Local author to hold book signing
A local man has made his foray into the world of publishing.
Ron Louthan of Fairfield published his first book last month titled “The Unlikely Confederacy of Hoggy, Froggy and Ernie.” The book is aimed at children although Louthan said his target age was anywhere from 5 to 85 years old.
The three names in the title refer to the three main characters in the book, who are a pig, a frog and a woodpecker. The story is set in southern California, which is coincidentally where the author grew up.
Louthan will conduct a book signing at 2 p.m. Saturday inside Revelations Café & Book Store.
The storyline of the book is that the three characters hop on a three wheeled motorcycle and head from Swami Beach to the redwood forests of Big Sur in west central California. Along the way, they get in all manner of trouble. They get caught in a magnitude 8 earthquake, are then followed by a bounty hunter and get caught in the middle of a 9,000-year blood feud with a group of shape-shifters.
Louthan set the story in his native California, where his roots go back four generations. He said he has a deep affinity for the Golden State.
“California is really cool,” he said. “I spent most of my time in California at the beaches in Los Angeles. I can’t imagine going back to live there, however. I’m seriously thinking about moving to Australia because I have friends there and it seems like a nice place to spend your time hanging out at the beach.”
Louthan said it’s difficult to say how long he spent writing the book. In one sense, it took two months, because that’s how long he spent writing the manuscript. In another sense, Louthan has been composing the book in his mind for the past 10 years.
The idea for his book began in 2003 when Louthan was staying at Big Sur Inn in California.
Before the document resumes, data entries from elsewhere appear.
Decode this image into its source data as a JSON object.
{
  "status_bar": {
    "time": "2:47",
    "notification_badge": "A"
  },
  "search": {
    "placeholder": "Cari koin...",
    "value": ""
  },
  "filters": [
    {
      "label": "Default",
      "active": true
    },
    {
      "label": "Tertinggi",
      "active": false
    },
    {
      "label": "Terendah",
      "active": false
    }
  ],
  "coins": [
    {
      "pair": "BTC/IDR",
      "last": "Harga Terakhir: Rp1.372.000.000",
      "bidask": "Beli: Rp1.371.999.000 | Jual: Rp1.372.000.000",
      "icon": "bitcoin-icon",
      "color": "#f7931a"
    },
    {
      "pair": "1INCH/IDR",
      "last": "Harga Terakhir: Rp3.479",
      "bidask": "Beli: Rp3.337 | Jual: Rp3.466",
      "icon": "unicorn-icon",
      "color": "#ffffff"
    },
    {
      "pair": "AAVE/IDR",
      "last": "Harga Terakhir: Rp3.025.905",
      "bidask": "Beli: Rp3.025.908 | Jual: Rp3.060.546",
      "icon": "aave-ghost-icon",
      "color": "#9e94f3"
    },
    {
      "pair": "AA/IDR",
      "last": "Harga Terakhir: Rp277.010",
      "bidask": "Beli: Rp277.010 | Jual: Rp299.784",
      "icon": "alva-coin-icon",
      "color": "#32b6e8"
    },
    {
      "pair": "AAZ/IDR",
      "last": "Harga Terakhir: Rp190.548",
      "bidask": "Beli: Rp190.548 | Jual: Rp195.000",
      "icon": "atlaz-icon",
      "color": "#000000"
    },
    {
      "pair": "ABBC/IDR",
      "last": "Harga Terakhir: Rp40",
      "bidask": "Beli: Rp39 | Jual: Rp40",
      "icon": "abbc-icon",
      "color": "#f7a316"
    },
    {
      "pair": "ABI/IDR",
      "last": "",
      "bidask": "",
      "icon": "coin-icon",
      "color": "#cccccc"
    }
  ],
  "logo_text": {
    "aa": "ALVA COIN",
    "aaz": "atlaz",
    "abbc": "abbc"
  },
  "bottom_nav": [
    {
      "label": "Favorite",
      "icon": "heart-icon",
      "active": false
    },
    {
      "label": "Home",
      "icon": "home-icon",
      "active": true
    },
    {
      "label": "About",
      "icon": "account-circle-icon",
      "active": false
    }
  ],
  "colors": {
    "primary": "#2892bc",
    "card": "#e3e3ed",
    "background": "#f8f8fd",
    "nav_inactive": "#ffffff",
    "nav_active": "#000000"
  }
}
The Big Sur Inn, just like many real-life landmarks in California, appears in the book as well. Louthan saw a journal in his room which was left there for guests to write whatever they liked.
“I started writing a page about a frog and a pig who were hitchhiking to Big Sur and got picked up by a woodpecker on a motorcycle,” he said.
Louthan said he did not know where the idea of three traveling animals came from. At the time he wrote that journal entry, Louthan was not thinking of turning the idea into a full-fledged novel.
However, the hog, frog and woodpecker refused to leave Louthan’s imagination. He began to wonder if the rough sketch he outlined in the journal could be made into a story for children.
“I thought hitchhiking on a motorcycle is not a good idea for children,” he said. “What if they weren’t hitchhiking? What if they were all going together and they took off on a three-wheeled motorcycle?”
Louthan realized that he had to find a reason for the three animals to get together, so he created a backstory for each one.
“What is a woodpecker doing riding a motorcycle?” he asked rhetorically. “He can’t fly. Why can’t he fly? He has to have a backstory. Why did this pig run away from home? Why are the pig and the frog friends?”
Two years ago, he began writing notes on how he could flesh out the characters and the plot.
“I thought it would be a good 15-20 page picture book with a basic story about these three animals traveling up the California coast,” he said.
As Louthan read other books, he found words he wanted to incorporate into his own book, so he jotted them down. He would think of short exchanges between the characters and write those down, too. Within a year, he had 200 pages of notes.
“When I sat down to write it, it only took about 6-8 weeks because I had the whole story in my head,” he said.
Louthan gave the first draft to a film producer to critique. The producer advised Louthan that the story needed more action.
“What he meant by that was that the story needed violence,” Louthan said. “He wanted to make it more like an action movie. I told him it was not about violence and action. He said, ‘Okay, what it needs is an edge and a mystery to it.’”
Louthan took the producer’s advice to heart and introduced the evil shape-shifters and a bounty hunter who was pursuing the three main characters.
“It turned out to be a much better story,” he said.
The book is the first piece of writing Louthan has ever published. He attended the University of Oregon and UCLA, and during his college years he wrote a little bit of poetry.
“I was an English major, and I concentrated mostly on reading,” he said. “In my classes, I didn’t do any creative writing at all.”
Louthan said he has already amassed 30-40 pages of notes for a sequel, and he has an idea for the plot of the third book in the series. In fact, he has names picked out for the next two books. The second will be called “The Flibbertigibbety Doppelganger” and the third will be called “JuJu and Gris Gris.”